The pace of the film is a mystery. By that I mean, it has the feel of a slow and steady burn but in reality, the time passes really quickly. Which is sort of ironic when you consider the editing of a few scenes. You’ll have to watch to see what I mean by that. I was fully engrossed the entire run. Admittedly, the plot went in an entirely different direction than I was expecting which is always refreshing. At first, I thought it was going to be a typical setup of students and professor engaging in some private and shady experiments outside of the classroom but it has none of that. Then you think, well maybe it will a bit Flatliners inspired. Wrong again. Bravo for not falling into any of those traps. With Astral, there is very specific CG and used rather sparingly throughout the majority of the film. The effectiveness of the CG is impactful and it’s all that’s needed to build up the suspense. The film’s believability rests solely with our leading man, Frank Dillane. He happens to be my favorite actor from Fear The Walking Dead and he does not disappoint here. His natural ability to make you feel comfortable is pretty astounding. You genuinely root for him.
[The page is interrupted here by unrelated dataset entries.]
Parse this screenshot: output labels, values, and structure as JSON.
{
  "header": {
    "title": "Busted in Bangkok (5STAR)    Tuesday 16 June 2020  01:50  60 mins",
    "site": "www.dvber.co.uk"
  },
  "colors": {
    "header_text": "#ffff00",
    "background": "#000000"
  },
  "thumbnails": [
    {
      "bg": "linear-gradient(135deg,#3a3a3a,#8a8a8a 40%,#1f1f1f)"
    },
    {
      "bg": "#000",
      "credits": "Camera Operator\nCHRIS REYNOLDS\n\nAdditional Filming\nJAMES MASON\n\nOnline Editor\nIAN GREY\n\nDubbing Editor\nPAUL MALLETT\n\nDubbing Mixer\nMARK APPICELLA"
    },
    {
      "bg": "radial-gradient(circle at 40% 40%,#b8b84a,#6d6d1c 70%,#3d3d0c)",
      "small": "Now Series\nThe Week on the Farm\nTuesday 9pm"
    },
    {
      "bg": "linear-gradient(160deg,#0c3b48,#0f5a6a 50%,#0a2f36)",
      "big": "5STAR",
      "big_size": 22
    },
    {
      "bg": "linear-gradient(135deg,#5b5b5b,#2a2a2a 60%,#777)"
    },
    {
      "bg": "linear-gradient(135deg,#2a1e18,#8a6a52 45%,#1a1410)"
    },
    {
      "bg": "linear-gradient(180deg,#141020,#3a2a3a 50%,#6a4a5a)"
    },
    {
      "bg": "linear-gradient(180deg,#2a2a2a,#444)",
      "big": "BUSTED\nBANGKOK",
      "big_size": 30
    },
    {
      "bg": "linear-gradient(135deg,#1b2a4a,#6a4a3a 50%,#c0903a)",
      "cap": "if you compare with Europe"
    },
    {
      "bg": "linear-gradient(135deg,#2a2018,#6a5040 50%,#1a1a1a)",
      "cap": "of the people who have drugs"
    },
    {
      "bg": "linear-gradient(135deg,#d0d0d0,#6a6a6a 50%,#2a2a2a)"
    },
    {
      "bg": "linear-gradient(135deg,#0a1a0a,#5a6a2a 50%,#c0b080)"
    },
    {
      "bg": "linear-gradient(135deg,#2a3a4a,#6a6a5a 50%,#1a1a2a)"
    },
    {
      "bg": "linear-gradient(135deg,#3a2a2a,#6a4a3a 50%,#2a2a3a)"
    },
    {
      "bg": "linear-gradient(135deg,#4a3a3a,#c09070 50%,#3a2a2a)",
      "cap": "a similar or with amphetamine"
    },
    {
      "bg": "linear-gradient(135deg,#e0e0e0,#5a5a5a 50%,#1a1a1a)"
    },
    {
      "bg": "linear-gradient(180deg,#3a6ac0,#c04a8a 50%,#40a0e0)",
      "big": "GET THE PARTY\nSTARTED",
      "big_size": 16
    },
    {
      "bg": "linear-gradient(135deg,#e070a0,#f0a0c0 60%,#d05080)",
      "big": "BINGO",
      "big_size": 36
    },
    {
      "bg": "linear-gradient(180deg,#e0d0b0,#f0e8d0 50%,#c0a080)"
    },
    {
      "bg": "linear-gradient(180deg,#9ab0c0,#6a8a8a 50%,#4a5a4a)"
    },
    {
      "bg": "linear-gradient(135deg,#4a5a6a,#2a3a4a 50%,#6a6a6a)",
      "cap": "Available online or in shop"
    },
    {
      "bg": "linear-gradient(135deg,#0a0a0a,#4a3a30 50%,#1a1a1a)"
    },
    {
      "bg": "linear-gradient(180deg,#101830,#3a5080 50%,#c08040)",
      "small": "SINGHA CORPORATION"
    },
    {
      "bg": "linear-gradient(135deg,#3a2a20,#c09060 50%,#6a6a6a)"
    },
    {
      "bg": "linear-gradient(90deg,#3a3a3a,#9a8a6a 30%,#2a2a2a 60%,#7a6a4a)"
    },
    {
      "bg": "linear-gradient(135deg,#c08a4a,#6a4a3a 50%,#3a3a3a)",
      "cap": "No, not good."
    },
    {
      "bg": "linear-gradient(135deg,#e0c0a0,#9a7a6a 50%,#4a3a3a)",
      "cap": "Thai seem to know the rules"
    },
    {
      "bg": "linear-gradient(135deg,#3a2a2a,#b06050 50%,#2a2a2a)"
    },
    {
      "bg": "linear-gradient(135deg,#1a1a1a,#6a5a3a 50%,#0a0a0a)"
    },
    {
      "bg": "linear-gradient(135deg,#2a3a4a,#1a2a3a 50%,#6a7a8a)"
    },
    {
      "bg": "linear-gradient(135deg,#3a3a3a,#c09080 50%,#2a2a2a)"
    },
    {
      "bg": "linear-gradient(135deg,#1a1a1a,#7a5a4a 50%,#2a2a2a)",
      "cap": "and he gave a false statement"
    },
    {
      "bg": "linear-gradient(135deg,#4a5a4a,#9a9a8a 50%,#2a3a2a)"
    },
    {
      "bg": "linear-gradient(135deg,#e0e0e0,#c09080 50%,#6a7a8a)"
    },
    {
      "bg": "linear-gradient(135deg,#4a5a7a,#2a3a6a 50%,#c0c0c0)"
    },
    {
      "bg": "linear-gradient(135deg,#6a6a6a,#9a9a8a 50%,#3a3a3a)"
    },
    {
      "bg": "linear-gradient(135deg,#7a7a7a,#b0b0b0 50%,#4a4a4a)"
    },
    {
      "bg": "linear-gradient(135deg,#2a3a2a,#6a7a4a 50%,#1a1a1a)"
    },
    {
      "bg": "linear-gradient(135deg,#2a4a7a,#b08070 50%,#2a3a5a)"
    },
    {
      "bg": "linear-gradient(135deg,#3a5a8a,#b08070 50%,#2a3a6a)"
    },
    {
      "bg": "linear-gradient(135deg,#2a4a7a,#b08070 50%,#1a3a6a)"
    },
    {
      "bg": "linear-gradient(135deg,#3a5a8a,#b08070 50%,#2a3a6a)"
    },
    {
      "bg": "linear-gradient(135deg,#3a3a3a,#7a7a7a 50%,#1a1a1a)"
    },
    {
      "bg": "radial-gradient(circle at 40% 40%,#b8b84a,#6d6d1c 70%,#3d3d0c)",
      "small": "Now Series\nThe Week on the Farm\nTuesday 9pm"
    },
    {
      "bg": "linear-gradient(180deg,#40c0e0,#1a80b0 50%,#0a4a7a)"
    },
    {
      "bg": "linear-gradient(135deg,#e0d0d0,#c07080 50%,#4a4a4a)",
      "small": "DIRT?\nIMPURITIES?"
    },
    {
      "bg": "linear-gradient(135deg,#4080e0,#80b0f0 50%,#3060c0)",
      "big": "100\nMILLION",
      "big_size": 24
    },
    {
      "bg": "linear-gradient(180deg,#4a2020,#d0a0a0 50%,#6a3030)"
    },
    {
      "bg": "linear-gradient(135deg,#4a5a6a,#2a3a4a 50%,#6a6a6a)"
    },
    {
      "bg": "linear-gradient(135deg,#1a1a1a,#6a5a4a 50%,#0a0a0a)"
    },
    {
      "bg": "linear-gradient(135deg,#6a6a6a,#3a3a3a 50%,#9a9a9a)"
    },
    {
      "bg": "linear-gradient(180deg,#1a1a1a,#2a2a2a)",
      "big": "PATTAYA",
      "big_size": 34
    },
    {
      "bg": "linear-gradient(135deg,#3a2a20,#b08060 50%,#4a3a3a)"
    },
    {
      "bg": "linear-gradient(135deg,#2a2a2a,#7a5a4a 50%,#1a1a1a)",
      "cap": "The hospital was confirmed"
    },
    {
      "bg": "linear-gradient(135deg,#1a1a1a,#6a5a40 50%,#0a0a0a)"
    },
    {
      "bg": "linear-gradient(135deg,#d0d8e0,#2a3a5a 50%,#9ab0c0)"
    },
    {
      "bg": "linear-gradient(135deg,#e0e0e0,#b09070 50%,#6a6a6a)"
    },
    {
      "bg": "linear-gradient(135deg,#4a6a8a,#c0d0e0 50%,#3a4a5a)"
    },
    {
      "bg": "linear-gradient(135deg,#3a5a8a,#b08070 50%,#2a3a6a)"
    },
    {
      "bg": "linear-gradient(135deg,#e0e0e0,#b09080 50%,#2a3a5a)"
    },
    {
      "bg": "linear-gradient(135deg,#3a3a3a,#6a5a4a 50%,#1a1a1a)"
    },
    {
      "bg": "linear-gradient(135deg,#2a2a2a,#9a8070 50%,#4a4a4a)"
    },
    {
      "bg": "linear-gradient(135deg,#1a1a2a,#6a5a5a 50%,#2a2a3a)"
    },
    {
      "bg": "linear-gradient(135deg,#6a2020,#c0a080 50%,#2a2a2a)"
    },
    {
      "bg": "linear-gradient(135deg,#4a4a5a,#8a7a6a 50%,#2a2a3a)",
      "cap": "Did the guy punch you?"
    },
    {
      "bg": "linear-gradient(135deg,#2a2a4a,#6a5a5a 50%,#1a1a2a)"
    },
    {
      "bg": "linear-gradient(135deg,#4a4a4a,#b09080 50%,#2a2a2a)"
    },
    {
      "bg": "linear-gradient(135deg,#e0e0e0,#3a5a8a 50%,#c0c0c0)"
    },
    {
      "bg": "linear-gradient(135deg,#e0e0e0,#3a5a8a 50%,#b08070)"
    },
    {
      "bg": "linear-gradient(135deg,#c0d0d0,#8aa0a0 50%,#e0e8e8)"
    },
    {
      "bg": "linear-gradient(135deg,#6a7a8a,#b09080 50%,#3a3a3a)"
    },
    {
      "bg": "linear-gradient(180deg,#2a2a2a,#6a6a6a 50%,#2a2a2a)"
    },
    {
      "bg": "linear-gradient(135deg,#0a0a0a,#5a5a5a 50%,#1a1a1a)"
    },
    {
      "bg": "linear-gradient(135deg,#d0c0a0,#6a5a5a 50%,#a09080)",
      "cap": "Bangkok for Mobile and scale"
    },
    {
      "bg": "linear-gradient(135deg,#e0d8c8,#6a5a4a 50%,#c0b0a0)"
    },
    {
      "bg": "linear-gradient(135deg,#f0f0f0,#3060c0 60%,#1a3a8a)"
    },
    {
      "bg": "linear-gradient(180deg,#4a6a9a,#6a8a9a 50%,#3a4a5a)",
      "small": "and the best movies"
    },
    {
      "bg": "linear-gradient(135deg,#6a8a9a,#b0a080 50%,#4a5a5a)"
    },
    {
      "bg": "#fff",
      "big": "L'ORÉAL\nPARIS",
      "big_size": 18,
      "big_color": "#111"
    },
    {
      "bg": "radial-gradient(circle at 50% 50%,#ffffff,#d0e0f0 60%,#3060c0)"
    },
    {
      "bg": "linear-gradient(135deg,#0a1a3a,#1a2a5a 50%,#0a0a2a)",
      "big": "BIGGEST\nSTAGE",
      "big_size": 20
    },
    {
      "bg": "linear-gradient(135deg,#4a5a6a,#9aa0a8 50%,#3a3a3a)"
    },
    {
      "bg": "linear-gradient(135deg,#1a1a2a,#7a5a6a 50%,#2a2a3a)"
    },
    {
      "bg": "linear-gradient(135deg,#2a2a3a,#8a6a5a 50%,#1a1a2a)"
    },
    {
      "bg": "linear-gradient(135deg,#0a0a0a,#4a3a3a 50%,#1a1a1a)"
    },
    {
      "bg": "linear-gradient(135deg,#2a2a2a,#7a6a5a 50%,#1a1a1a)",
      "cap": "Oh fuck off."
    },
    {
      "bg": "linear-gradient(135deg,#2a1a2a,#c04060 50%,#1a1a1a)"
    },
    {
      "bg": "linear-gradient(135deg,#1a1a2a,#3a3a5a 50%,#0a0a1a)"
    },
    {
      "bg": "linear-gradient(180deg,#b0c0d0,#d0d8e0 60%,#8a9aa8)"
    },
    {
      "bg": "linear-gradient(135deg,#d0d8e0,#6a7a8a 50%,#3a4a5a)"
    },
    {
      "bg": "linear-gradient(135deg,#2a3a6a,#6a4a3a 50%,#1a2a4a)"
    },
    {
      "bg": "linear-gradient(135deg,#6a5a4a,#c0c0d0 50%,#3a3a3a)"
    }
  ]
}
Astral does an amazing job at making you feel on edge. The ending is worth the wait and the familiar occult historical references give it nicely grounded feel. Is astral projection the new Ouija board? Maybe.

ASTRAL was co-written by Chris and Michael Mul and is Chris Mul’s directorial debut.  The film has a running time of 83 minutes and will not be rated by the MPAA.

Vertical Entertainment will release ASTRAL in a multi-city theatrical release with markets including LA and NY among others on November 23. The film will also be made available on digital platforms such as iTunes, Amazon, Google Play, Xbox, Fandango Now, Direct TV, Dish Network and through local cable providers